‘Words , words, words – on language in Historical Fiction’ by Snorri Kristjansson
Hello, readers of Draumr Kopa! My name is Snorri Kristjansson, and unless you‘re one of the 310.000 or so Icelanders on the planet or a keen student of the Icelandic Sagas we‘re already off to a rocky start. In truth, it’s unlikely that you’ve ever encountered the name ‘Snorri’ before now, so you might be asking totally natural questions like:
‘…is that even a name?’
(yes it is – Old Norse, roughly translates to ‘Warrior’ or ‘fierce in battle’ as far as I know),
‘…how do I pronounce it?’
(like the words ‘gory’ and ‘hoary’, which explains a lot)
and ‘…I wonder if he is aware that in my language that word means-’
(yes I am. All of them, thank you very much. And they’re hilarious).
The oddness of the name may be a great conversation starter – “I’m Icelandic. Well, I’m glad to be the first one you’ve met. Yes, we do have electricity.
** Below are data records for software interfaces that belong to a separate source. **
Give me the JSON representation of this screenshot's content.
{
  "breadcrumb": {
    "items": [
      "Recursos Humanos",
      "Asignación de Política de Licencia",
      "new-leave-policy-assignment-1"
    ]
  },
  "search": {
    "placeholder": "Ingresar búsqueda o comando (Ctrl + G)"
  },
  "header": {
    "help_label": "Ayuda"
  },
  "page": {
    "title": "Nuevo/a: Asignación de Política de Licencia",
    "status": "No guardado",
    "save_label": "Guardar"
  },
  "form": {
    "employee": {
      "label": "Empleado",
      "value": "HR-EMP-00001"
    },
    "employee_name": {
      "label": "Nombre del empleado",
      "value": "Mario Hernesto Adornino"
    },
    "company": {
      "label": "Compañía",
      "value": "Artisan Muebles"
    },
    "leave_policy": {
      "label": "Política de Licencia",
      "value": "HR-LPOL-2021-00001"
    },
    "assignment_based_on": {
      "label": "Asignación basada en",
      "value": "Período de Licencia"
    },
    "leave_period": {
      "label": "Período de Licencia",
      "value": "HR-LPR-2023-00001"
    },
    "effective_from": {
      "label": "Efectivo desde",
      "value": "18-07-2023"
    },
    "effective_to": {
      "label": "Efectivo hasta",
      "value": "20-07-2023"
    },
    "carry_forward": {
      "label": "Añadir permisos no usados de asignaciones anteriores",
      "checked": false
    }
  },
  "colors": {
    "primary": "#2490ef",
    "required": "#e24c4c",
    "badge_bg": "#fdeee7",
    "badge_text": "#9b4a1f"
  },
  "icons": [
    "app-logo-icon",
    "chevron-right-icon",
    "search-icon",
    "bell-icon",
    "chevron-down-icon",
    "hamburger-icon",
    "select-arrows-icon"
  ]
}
No, no eskimoes, or ‘ekskimos’ as you so charmingly put it. No, we’re not bankrupt” and so on – but it can also be a barrier, creating suspicion, worry and a demand for explanation. Had I been named John Smith, for example, you’d be much more likely to go “…ah. John Smith! I wonder what he’s up to today. Good old Johnny Smith.” The fact of the matter is that for an overwhelming majority of people I meet my name is not only slightly odd in a foreign sort of way, requiring my boyish good looks, youthful charm and witty repartee to compensate, but it is also anachronistic – not of this time period.
Now imagine reading a 95.000 word book where every fourth word is that kind of barrier. It doesn’t sound immediately enticing, does it? When I sat down to write my first book, Swords of Good Men, I faced any number of questions. Would there be enough tea? Would anyone ever want to read my writing? And what do Vikings sound like? The first two have been answered – yes, and happily, yes – but the third one is a bit tricky. A number of answers suggest themselves, such as “If you can tell, you’re already dead”, but they’re not immediately helpful. Through all kinds of mazes and alleyways the question I ended up wrestling with was whether to write Vikings ‘true to the age’ or make them resonate more with my imagined reader, which is really the question of how big you make your barrier – the choice between anachronism and alienation.
Being a consummate people pleaser who is quite likely to walk into a café and order ‘whatever’s convenient for you’, I obviously chose anachronism. I wanted my characters to speak to each other with what would translate as easily as possible to the reader as immediacy, thus maximising the chance of getting swept away with the story. Still, I couldn’t quite commit to writing ‘Lethal Weapon, but with Swords’ – as an example I got it into my head for some reason that I would not refer to minutes, seconds or hours as that would be a little off. While I am now proud of having managed to avoid it, there were not a few moments when I roundly cursed Vikings for having left ‘watches’ off their impressive list of world innovations.
What I ended up with was a book that reads, according to critics, fast and at times simplistic, but is (according to me) free of overly purple prose and unnecessary period frippery. I am of the opinion that writers of Historical Fiction need to serve the story first and show their homework second. In a recent discussion on Reddit/r/fantasy about language in the Mistborn novels, author J.S. Morin pointed out that to a certain extent all fantasy novels are anachronistic – if they were to be ‘properly’ written we’d have shelf upon shelf of the illegitimate love child of Beowulf and Shakespeare, and despite my learned background I am in no hurry to seek out such literature. I agree with Morin – as I found out while writing ‘Swords of Good Men’ there is a sliding scale between ‘period-perfect’ and Vikings saying ‘dude’. Just to warn the purists and historians out there, my book slides towards the latter – but it does also have some tasty historical details in there. You have been warned.
With a friendly wave of the axe,
Posted on September 4, 2013, in Guest Post, Snorri Kristjansson and tagged Guest Post, Historical Fiction, Jo Fletcher, Language, Quercus, Snorri Kristjansson, Swords of Good Men. Bookmark the permalink. 3 Comments.